  • The region should develop a harmonised policy and regulatory systems based on the African Biosafety Model Law and the Cartagena Protocol on Biosafety and other relevant international processes.
  • Member states without a regulatory framework for GM crops should use approved guidelines and should not import genetically modified grain for seed before approved guidelines are in place.
  • Risk assessments should be done on a case-by-case basis and every genetic modification should be tested in the environment under which it will be released.


  • Member states should develop capacities at national and regional levels in order to develop and exploit the benefits of biotechnology.
  • The Southern African Development Community should allocate resources for capacity-building in management of biotechnology and biosafety.
  • The Southern African Development Community should encourage member states to commission studies on the implications of biotechnology and biosafety on agriculture, environment, health and socioeconomics as part of an integrated monitoring and evaluation system.

Public awareness and participation

  • Member states should develop public awareness and participatory programmes on biotechnology and biosafety that involve all stakeholders.

Sources: SADC 2004


The need for adequate national policies and laws to regulate biotechnology research and establish effective assessment processes which safeguard human and environmental health is widely acknowledged.
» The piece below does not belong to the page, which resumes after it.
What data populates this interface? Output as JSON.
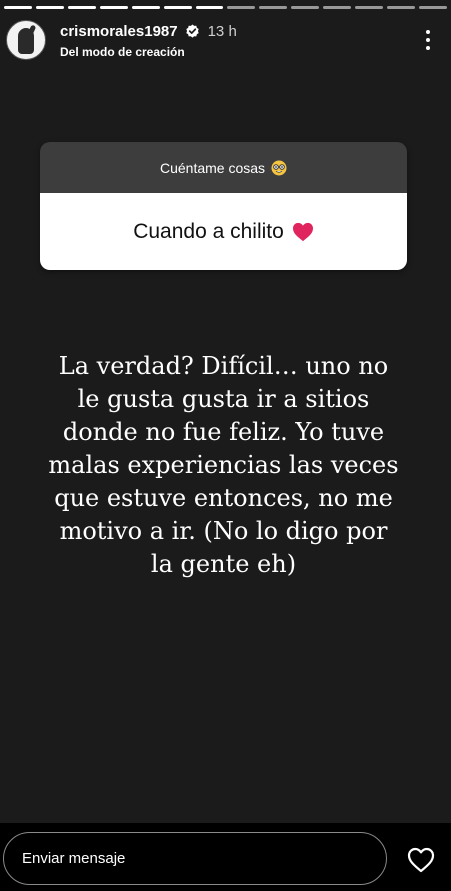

There is a need to develop harmonized approaches to biotechnology and the African Biosafety Model Law provides a good basis for this, as does the Model Law for the Protection of the Rights of Local Communities, Farmers, Breeders and Regulation of Access to Biological Resources. Other region-wide organizations such as New Partnership for Africa’s Development (NEPAD), and its Science and Technology Secretariat could have an important role.

At least nine countries have biosafety legislation or guidelines including Benin, Cameroon, Malawi, Mauritius, South Africa, Tanzania, Uganda, Zambia, and Zimbabwe. Ghana, Kenya, Lesotho and Swaziland all have draft legislation that addressees the issue of biosafety, the commercialization of GM crops and the importation of GM foods.

Developed country aid agencies and international organizations have had a keen interest in supporting the development of an enabling legal environment for transgenic research and biosafety. Some of these initiatives appear in Annex 3 Table 2. The United States Agency for International Development is the most active in this area. The US has been a keen supporter of GM crop development, offering it as food aid, and the US is also the largest producer of GM crops. Several African countries have or are in the process of developing biosafety policies and law through a United Nations Environment Programme (UNEP) – Global Environmental Facility (GEF) initiative. This capacity-building project supported 100 developing countries to prepare national biosafety frameworks. Thirty-six African countries have or are participating in this project. An AU biosafety capacity-building project designed to spearhead the harmonization of biosafety legislation between member states based on the African Biosafety Model Law has been developed.